an incurable and infectious malady."
"The damsel is right," said the curate, "and it will be well to
put this stumbling-block and temptation out of our friend's way. To
begin, then, with the 'Diana' of Montemayor. I am of opinion it should
not be burned, but that it should be cleared of all that about the
sage Felicia and the magic water, and of almost all the longer
pieces of verse: let it keep, and welcome, its prose and the honour of
being the first of books of the kind."
"This that comes next," said the barber, "is the 'Diana,' entitled
the 'Second Part, by the Salamancan,' and this other has the same
title, and its author is Gil Polo."
"As for that of the Salamancan," replied the curate, "let it go to
swell the number of the condemned in the yard, and let Gil Polo's be
preserved as if it came from Apollo himself: but get on, gossip, and
make haste, for it is growing late."
"This book," said the barber, opening another, "is the ten books
of the 'Fortune of Love,' written by Antonio de Lofraso, a Sardinian
"By the orders I have received," said the curate, "since Apollo
has been Apollo, and the Muses have been Muses, and poets have been
poets, so droll and absurd a book as this has never been written,
and in its way it is the best and the most singular of all of this
species that have as yet appeared, and he who has not read it may be
sure he has never read what is delightful. Give it here, gossip, for I
make more account of having found it than if they had given me a
cassock of Florence stuff."
He put it aside with extreme satisfaction, and the barber went on,

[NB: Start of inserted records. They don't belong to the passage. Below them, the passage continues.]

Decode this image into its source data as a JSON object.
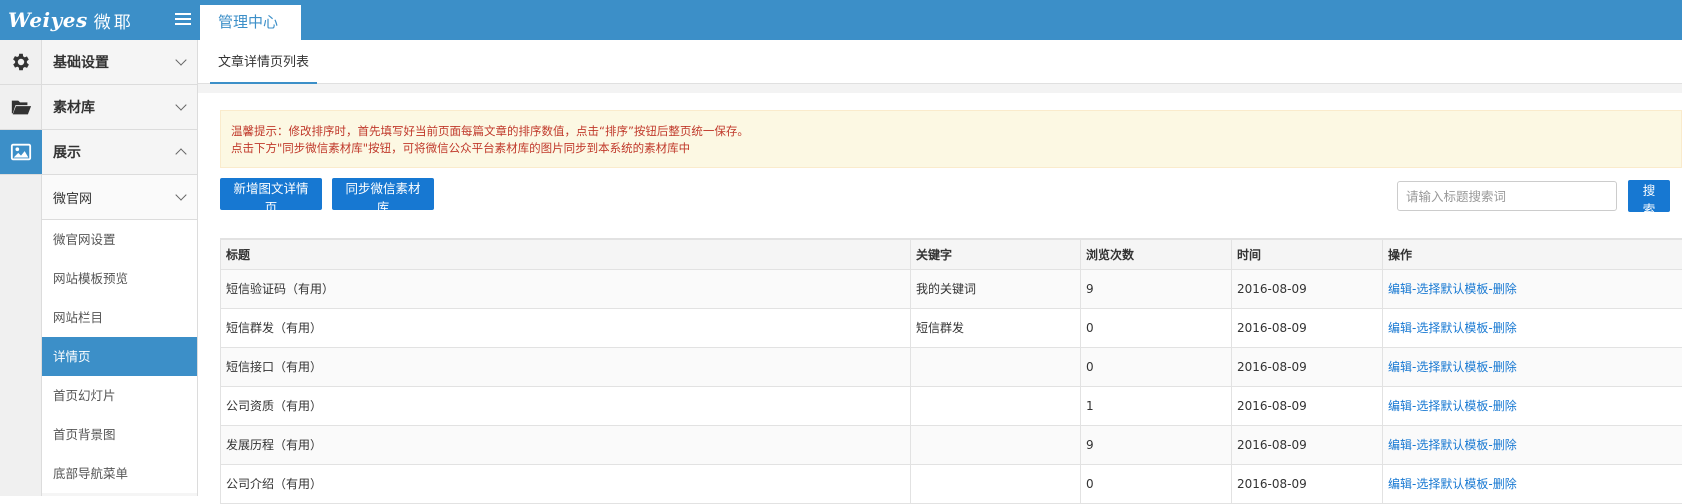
{
  "header": {
    "logo_en": "Weiyes",
    "logo_cn": "微耶",
    "tab": "管理中心"
  },
  "colors": {
    "primary": "#3c8fc8",
    "button": "#1778d2",
    "notice_bg": "#fcf8e3",
    "notice_text": "#c0392b"
  },
  "iconbar": [
    "gear-icon",
    "folder-icon",
    "image-icon"
  ],
  "sidebar": {
    "groups": [
      {
        "label": "基础设置",
        "state": "collapsed"
      },
      {
        "label": "素材库",
        "state": "collapsed"
      },
      {
        "label": "展示",
        "state": "expanded"
      }
    ],
    "subgroup": {
      "label": "微官网",
      "state": "collapsed"
    },
    "items": [
      {
        "label": "微官网设置"
      },
      {
        "label": "网站模板预览"
      },
      {
        "label": "网站栏目"
      },
      {
        "label": "详情页"
      },
      {
        "label": "首页幻灯片"
      },
      {
        "label": "首页背景图"
      },
      {
        "label": "底部导航菜单"
      }
    ]
  },
  "main": {
    "subtab": "文章详情页列表",
    "notice": {
      "line1": "温馨提示：修改排序时，首先填写好当前页面每篇文章的排序数值，点击“排序”按钮后整页统一保存。",
      "line2": "点击下方\"同步微信素材库\"按钮，可将微信公众平台素材库的图片同步到本系统的素材库中"
    },
    "buttons": {
      "add": "新增图文详情页",
      "sync": "同步微信素材库",
      "search": "搜索"
    },
    "search": {
      "placeholder": "请输入标题搜索词",
      "value": ""
    },
    "table": {
      "headers": [
        "标题",
        "关键字",
        "浏览次数",
        "时间",
        "操作"
      ],
      "actions": {
        "edit": "编辑",
        "select_template": "选择默认模板",
        "delete": "删除",
        "sep": "-"
      },
      "rows": [
        {
          "title": "短信验证码（有用）",
          "keyword": "我的关键词",
          "views": "9",
          "date": "2016-08-09"
        },
        {
          "title": "短信群发（有用）",
          "keyword": "短信群发",
          "views": "0",
          "date": "2016-08-09"
        },
        {
          "title": "短信接口（有用）",
          "keyword": "",
          "views": "0",
          "date": "2016-08-09"
        },
        {
          "title": "公司资质（有用）",
          "keyword": "",
          "views": "1",
          "date": "2016-08-09"
        },
        {
          "title": "发展历程（有用）",
          "keyword": "",
          "views": "9",
          "date": "2016-08-09"
        },
        {
          "title": "公司介绍（有用）",
          "keyword": "",
          "views": "0",
          "date": "2016-08-09"
        }
      ]
    }
  }
}
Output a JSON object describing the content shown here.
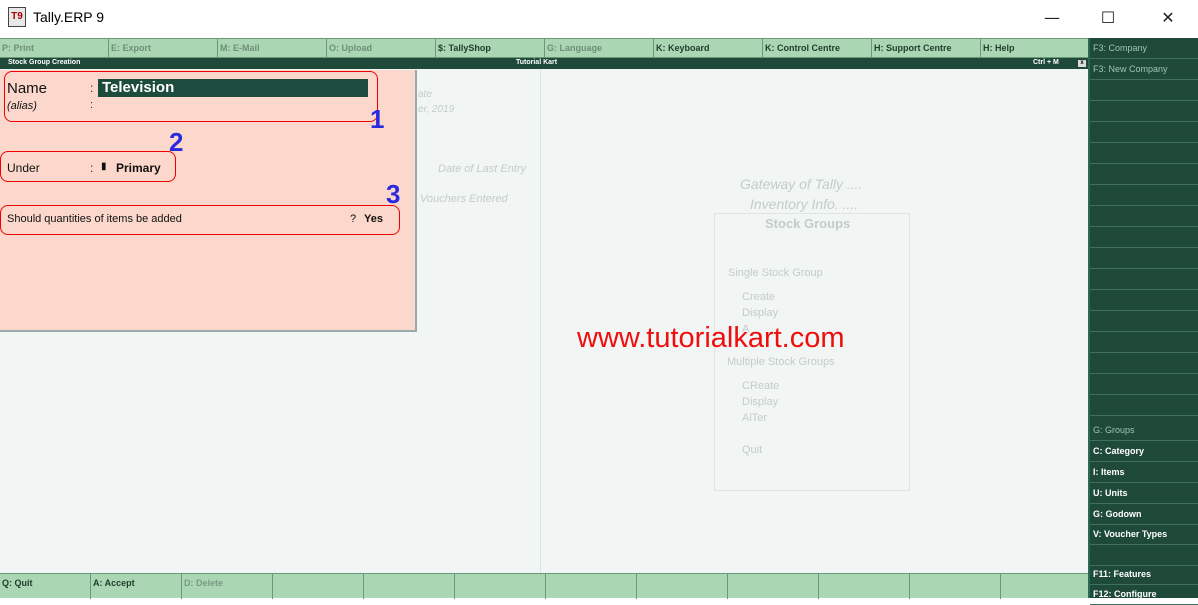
{
  "window": {
    "title": "Tally.ERP 9",
    "icon_label": "T9",
    "minimize": "—",
    "maximize": "☐",
    "close": "✕"
  },
  "top_menu": [
    {
      "label": "P: Print",
      "dim": true
    },
    {
      "label": "E: Export",
      "dim": true
    },
    {
      "label": "M: E-Mail",
      "dim": true
    },
    {
      "label": "O: Upload",
      "dim": true
    },
    {
      "label": "$: TallyShop",
      "dim": false
    },
    {
      "label": "G: Language",
      "dim": true
    },
    {
      "label": "K: Keyboard",
      "dim": false
    },
    {
      "label": "K: Control Centre",
      "dim": false
    },
    {
      "label": "H: Support Centre",
      "dim": false
    },
    {
      "label": "H: Help",
      "dim": false
    }
  ],
  "header": {
    "left": "Stock Group Creation",
    "center": "Tutorial Kart",
    "right": "Ctrl + M",
    "box": "x"
  },
  "form": {
    "name_label": "Name",
    "name_value": "Television",
    "alias_label": "(alias)",
    "colon": ":",
    "under_label": "Under",
    "under_value": "Primary",
    "under_marker": "▮",
    "quantity_label": "Should quantities of items be added",
    "quantity_prompt": "?",
    "quantity_value": "Yes"
  },
  "callouts": [
    "1",
    "2",
    "3"
  ],
  "background": {
    "ghost_date_1": "ate",
    "ghost_date_2": "er, 2019",
    "date_last_entry": "Date of Last Entry",
    "vouchers_entered": "Vouchers Entered",
    "gateway": "Gateway of Tally ....",
    "inventory": "Inventory Info. ....",
    "stock_groups": "Stock Groups",
    "single": "Single Stock Group",
    "create": "Create",
    "display": "Display",
    "alter_partial": "A",
    "multiple": "Multiple Stock Groups",
    "m_create": "CReate",
    "m_display": "Display",
    "m_alter": "AlTer",
    "quit": "Quit"
  },
  "watermark": "www.tutorialkart.com",
  "right_panel": [
    {
      "label": "F3: Company",
      "dim": true,
      "bold": false
    },
    {
      "label": "F3: New Company",
      "dim": true,
      "bold": false
    },
    {
      "label": "",
      "dim": false,
      "bold": false
    },
    {
      "label": "",
      "dim": false,
      "bold": false
    },
    {
      "label": "",
      "dim": false,
      "bold": false
    },
    {
      "label": "",
      "dim": false,
      "bold": false
    },
    {
      "label": "",
      "dim": false,
      "bold": false
    },
    {
      "label": "",
      "dim": false,
      "bold": false
    },
    {
      "label": "",
      "dim": false,
      "bold": false
    },
    {
      "label": "",
      "dim": false,
      "bold": false
    },
    {
      "label": "",
      "dim": false,
      "bold": false
    },
    {
      "label": "",
      "dim": false,
      "bold": false
    },
    {
      "label": "",
      "dim": false,
      "bold": false
    },
    {
      "label": "",
      "dim": false,
      "bold": false
    },
    {
      "label": "",
      "dim": false,
      "bold": false
    },
    {
      "label": "",
      "dim": false,
      "bold": false
    },
    {
      "label": "",
      "dim": false,
      "bold": false
    },
    {
      "label": "",
      "dim": false,
      "bold": false
    },
    {
      "label": "G: Groups",
      "dim": true,
      "bold": false
    },
    {
      "label": "C: Category",
      "dim": false,
      "bold": true
    },
    {
      "label": "I: Items",
      "dim": false,
      "bold": true
    },
    {
      "label": "U: Units",
      "dim": false,
      "bold": true
    },
    {
      "label": "G: Godown",
      "dim": false,
      "bold": true
    },
    {
      "label": "V: Voucher Types",
      "dim": false,
      "bold": true
    },
    {
      "label": "",
      "dim": false,
      "bold": false
    },
    {
      "label": "F11: Features",
      "dim": false,
      "bold": true
    },
    {
      "label": "F12: Configure",
      "dim": false,
      "bold": true
    }
  ],
  "bottom_menu": [
    {
      "label": "Q: Quit",
      "dim": false
    },
    {
      "label": "A: Accept",
      "dim": false
    },
    {
      "label": "D: Delete",
      "dim": true
    },
    {
      "label": "",
      "dim": false
    },
    {
      "label": "",
      "dim": false
    },
    {
      "label": "",
      "dim": false
    },
    {
      "label": "",
      "dim": false
    },
    {
      "label": "",
      "dim": false
    },
    {
      "label": "",
      "dim": false
    },
    {
      "label": "",
      "dim": false
    },
    {
      "label": "",
      "dim": false
    },
    {
      "label": "",
      "dim": false
    }
  ]
}
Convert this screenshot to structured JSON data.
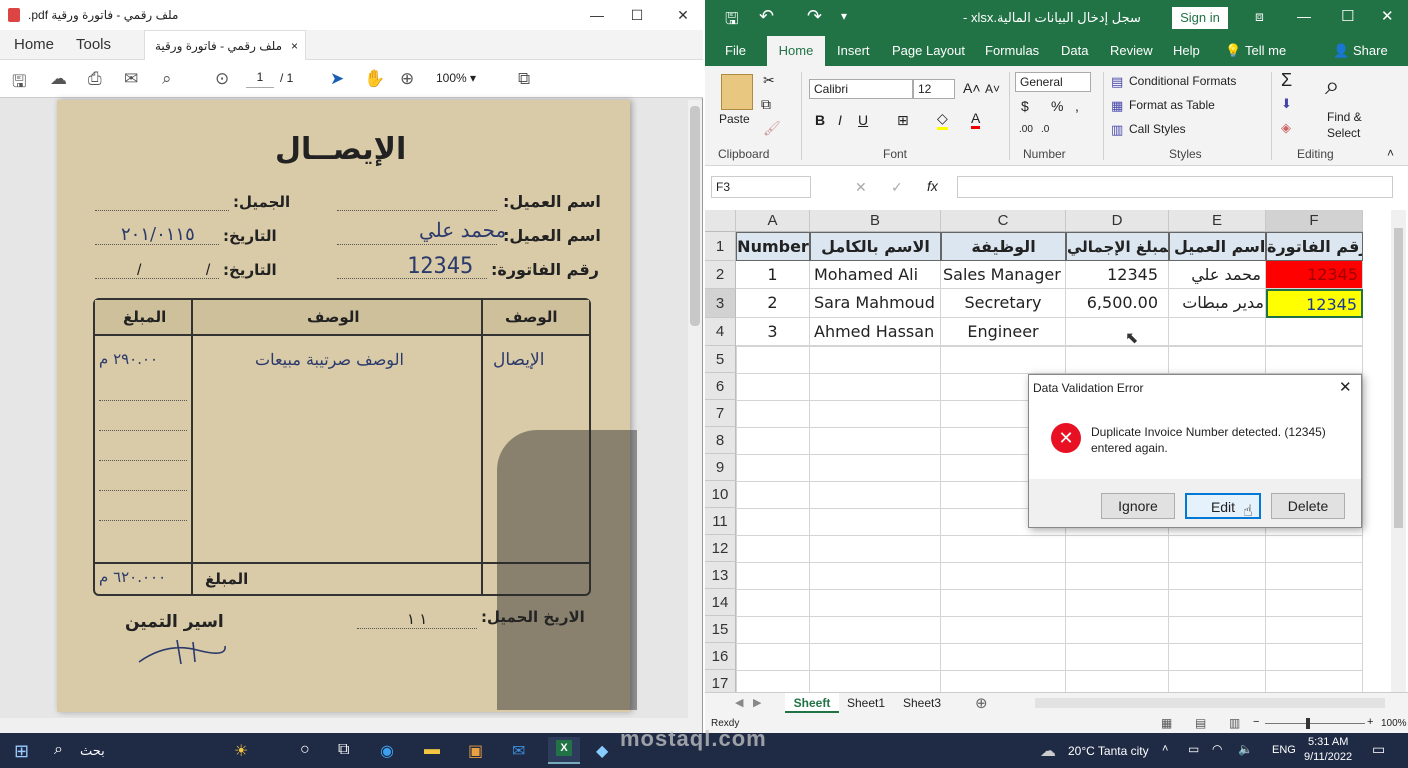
{
  "pdf": {
    "title": "ملف رقمي - فاتورة ورقية pdf.",
    "tabs": {
      "home": "Home",
      "tools": "Tools",
      "doc": "ملف رقمي - فاتورة ورقية"
    },
    "page_current": "1",
    "page_total": "/ 1",
    "zoom": "100%",
    "receipt": {
      "heading": "الإيصــال",
      "lbl_customer1": "اسم العميل:",
      "lbl_total_top": "الجميل:",
      "lbl_customer2": "اسم العميل:",
      "customer_value": "محمد علي",
      "lbl_date1": "التاريخ:",
      "date1_value": "٢٠١/٠١١٥",
      "lbl_invoice": "رقم الفاتورة:",
      "invoice_value": "12345",
      "lbl_date2": "التاريخ:",
      "date2_value": "/ /",
      "col1": "الوصف",
      "col2": "الوصف",
      "col3": "المبلغ",
      "row1_c1": "الإيصال",
      "row1_c2": "الوصف صرتيبة مبيعات",
      "row1_c3": "٢٩٠.٠٠ م",
      "footer_label": "المبلغ",
      "footer_amount": "٦٢٠.٠٠٠ م",
      "lbl_delivery": "الاريخ الحميل:",
      "delivery_value": "١ ١",
      "signature_label": "اسير التمين"
    }
  },
  "excel": {
    "qat_title": "سجل إدخال البيانات المالية.xlsx -",
    "signin": "Sign in",
    "menu": [
      "File",
      "Home",
      "Insert",
      "Page Layout",
      "Formulas",
      "Data",
      "Review",
      "Help",
      "Tell me",
      "Share"
    ],
    "ribbon": {
      "paste": "Paste",
      "clipboard": "Clipboard",
      "font_name": "Calibri",
      "font_size": "12",
      "font": "Font",
      "number_format": "General",
      "number": "Number",
      "cond_format": "Conditional Formats",
      "format_table": "Format as Table",
      "cell_styles": "Call Styles",
      "styles": "Styles",
      "find_select_1": "Find &",
      "find_select_2": "Select",
      "editing": "Editing"
    },
    "name_box": "F3",
    "columns": [
      "A",
      "B",
      "C",
      "D",
      "E",
      "F"
    ],
    "rows": [
      "1",
      "2",
      "3",
      "4",
      "5",
      "6",
      "7",
      "8",
      "9",
      "10",
      "11",
      "12",
      "13",
      "14",
      "15",
      "16",
      "17"
    ],
    "header": [
      "Number",
      "الاسم بالكامل",
      "الوظيفة",
      "المبلغ الإجمالي",
      "اسم العميل",
      "رقم الفاتورة"
    ],
    "data": [
      [
        "1",
        "Mohamed Ali",
        "Sales Manager",
        "12345",
        "محمد علي",
        "12345"
      ],
      [
        "2",
        "Sara Mahmoud",
        "Secretary",
        "6,500.00",
        "مدير مبطات",
        "12345"
      ],
      [
        "3",
        "Ahmed Hassan",
        "Engineer",
        "",
        "",
        ""
      ]
    ],
    "dialog": {
      "title": "Data Validation Error",
      "message_1": "Duplicate Invoice Number detected. (12345)",
      "message_2": "entered again.",
      "ignore": "Ignore",
      "edit": "Edit",
      "delete": "Delete"
    },
    "sheets": [
      "Sheeft",
      "Sheet1",
      "Sheet3"
    ],
    "status": "Rexdy",
    "zoom": "100%",
    "colors": {
      "brand": "#217346",
      "dup_red": "#ff0000",
      "dup_yellow": "#ffff00"
    }
  },
  "taskbar": {
    "search": "بحث",
    "weather": "20°C  Tanta city",
    "lang": "ENG",
    "time": "5:31 AM",
    "date": "9/11/2022"
  },
  "watermark": "mostaql.com"
}
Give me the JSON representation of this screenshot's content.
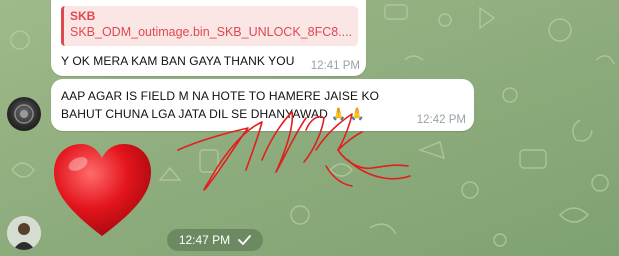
{
  "messages": [
    {
      "reply": {
        "sender": "SKB",
        "file": "SKB_ODM_outimage.bin_SKB_UNLOCK_8FC8...."
      },
      "text": "Y OK MERA KAM BAN GAYA THANK YOU",
      "time": "12:41 PM"
    },
    {
      "text": "AAP AGAR IS FIELD M NA HOTE TO HAMERE JAISE KO BAHUT CHUNA LGA JATA DIL SE DHANYAWAD 🙏 🙏",
      "time": "12:42 PM"
    }
  ],
  "sticker": {
    "icon": "heart-sticker",
    "time": "12:47 PM",
    "status": "sent-check-icon"
  },
  "colors": {
    "accent_red": "#e0484f",
    "bubble": "#ffffff",
    "wallpaper": "#8fad7e"
  }
}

"These that come next are 'The Shepherd of Iberia,' 'Nymphs of
Henares,' and 'The Enlightenment of Jealousy.'"
"Then all we have to do," said the curate, "is to hand them over
to the secular arm of the housekeeper, and ask me not why, or we shall
never have done."
"This next is the 'Pastor de Filida.'"
"No Pastor that," said the curate, "but a highly polished
courtier; let it be preserved as a precious jewel."
"This large one here," said the barber, "is called 'The Treasury
of various Poems.'"
"If there were not so many of them," said the curate, "they would be
more relished: this book must be weeded and cleansed of certain
vulgarities which it has with its excellences; let it be preserved
because the author is a friend of mine, and out of respect for other
more heroic and loftier works that he has written."
"This," continued the barber, "is the 'Cancionero' of Lopez de
"The author of that book, too," said the curate, "is a great
friend of mine, and his verses from his own mouth are the admiration
of all who hear them, for such is the sweetness of his voice that he
enchants when he chants them: it gives rather too much of its
eclogues, but what is good was never yet plentiful: let it be kept
with those that have been set apart. But what book is that next it?"
"The 'Galatea' of Miguel de Cervantes," said the barber.
"That Cervantes has been for many years a great friend of mine,
and to my knowledge he has had more experience in reverses than in
verses. His book has some good invention in it, it presents us with
something but brings nothing to a conclusion: we must wait for the
Second Part it promises: perhaps with amendment it may succeed in
winning the full measure of grace that is now denied it; and in the
mean time do you, senor gossip, keep it shut up in your own quarters."
"Very good," said the barber; "and here come three together, the
'Araucana' of Don Alonso de Ercilla, the 'Austriada' of Juan Rufo,
Justice of Cordova, and the 'Montserrate' of Christobal de Virues, the
"These three books," said the curate, "are the best that have been
written in Castilian in heroic verse, and they may compare with the
most famous of Italy; let them be preserved as the richest treasures
of poetry that Spain possesses."
The curate was tired and would not look into any more books, and
so he decided that, "contents uncertified," all the rest should be
burned; but just then the barber held open one, called "The Tears of
"I should have shed tears myself," said the curate when he heard the
title, "had I ordered that book to be burned, for its author was one
of the famous poets of the world, not to say of Spain, and was very
happy in the translation of some of Ovid's fables."